- Provided information -
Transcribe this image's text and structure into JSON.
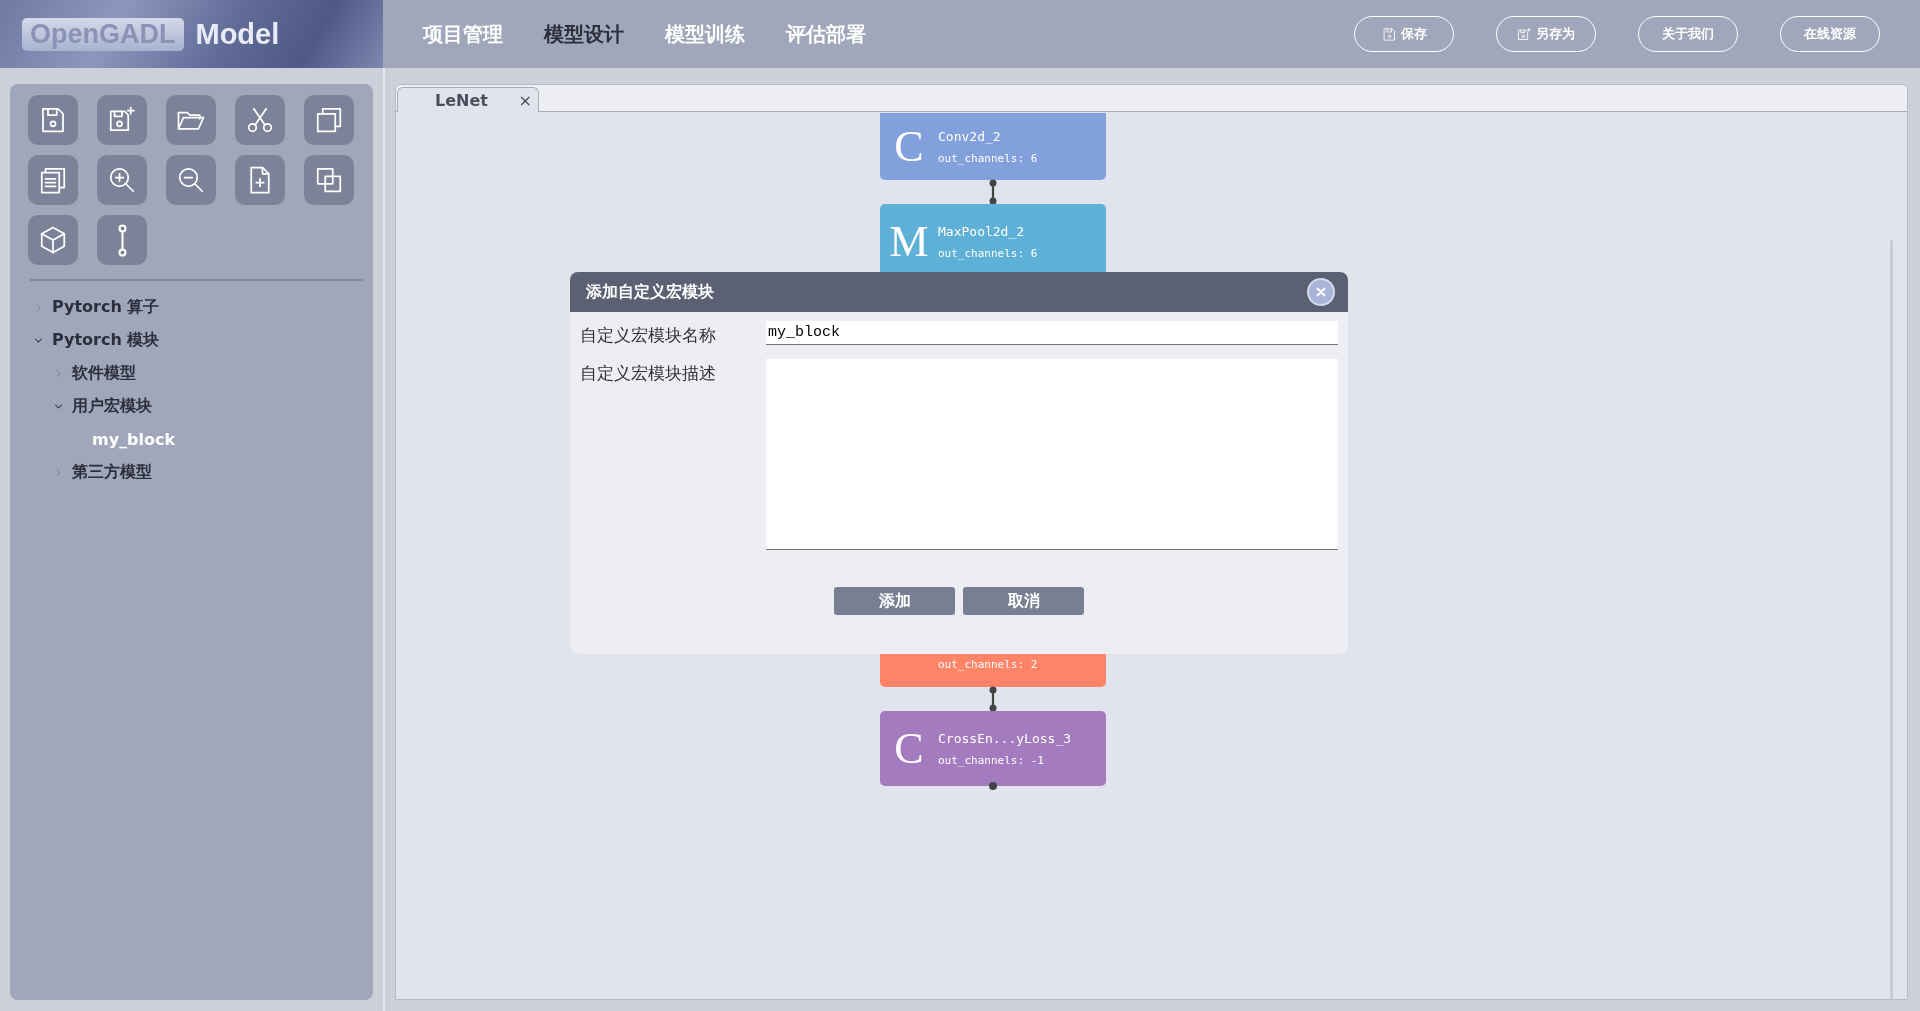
{
  "header": {
    "logo": {
      "brand": "OpenGADL",
      "product": "Model"
    },
    "nav": [
      {
        "label": "项目管理",
        "selected": false
      },
      {
        "label": "模型设计",
        "selected": true
      },
      {
        "label": "模型训练",
        "selected": false
      },
      {
        "label": "评估部署",
        "selected": false
      }
    ],
    "actions": [
      {
        "label": "保存",
        "kind": "icon"
      },
      {
        "label": "另存为",
        "kind": "icon"
      },
      {
        "label": "关于我们",
        "kind": "plain"
      },
      {
        "label": "在线资源",
        "kind": "plain"
      }
    ]
  },
  "sidebar": {
    "tree": [
      {
        "label": "Pytorch 算子",
        "expanded": false,
        "selected": false
      },
      {
        "label": "Pytorch 模块",
        "expanded": true,
        "selected": false,
        "children": [
          {
            "label": "软件模型",
            "expanded": false,
            "selected": false
          },
          {
            "label": "用户宏模块",
            "expanded": true,
            "selected": false,
            "children": [
              {
                "label": "my_block",
                "selected": true
              }
            ]
          },
          {
            "label": "第三方模型",
            "expanded": false,
            "selected": false
          }
        ]
      }
    ]
  },
  "editor": {
    "tabs": [
      {
        "label": "LeNet",
        "close": "×",
        "selected": true
      }
    ],
    "graph_top": [
      {
        "letter": "C",
        "name": "Conv2d_2",
        "detail": "out_channels: 6",
        "color": "#82a0dc"
      },
      {
        "letter": "M",
        "name": "MaxPool2d_2",
        "detail": "out_channels: 6",
        "color": "#5eb0d6"
      }
    ],
    "graph_bottom": [
      {
        "detail": "out_channels: 2",
        "color": "#fe8468"
      },
      {
        "letter": "C",
        "name": "CrossEn...yLoss_3",
        "detail": "out_channels: -1",
        "color": "#a57bbf"
      }
    ]
  },
  "dialog": {
    "title": "添加自定义宏模块",
    "fields": [
      {
        "label": "自定义宏模块名称",
        "kind": "input",
        "value": "my_block"
      },
      {
        "label": "自定义宏模块描述",
        "kind": "textarea"
      }
    ],
    "buttons": [
      "添加",
      "取消"
    ]
  }
}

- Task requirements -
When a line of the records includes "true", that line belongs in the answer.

- Reply -
        "selected": true
        "expanded": true,
            "expanded": true,
                "selected": true
        "selected": true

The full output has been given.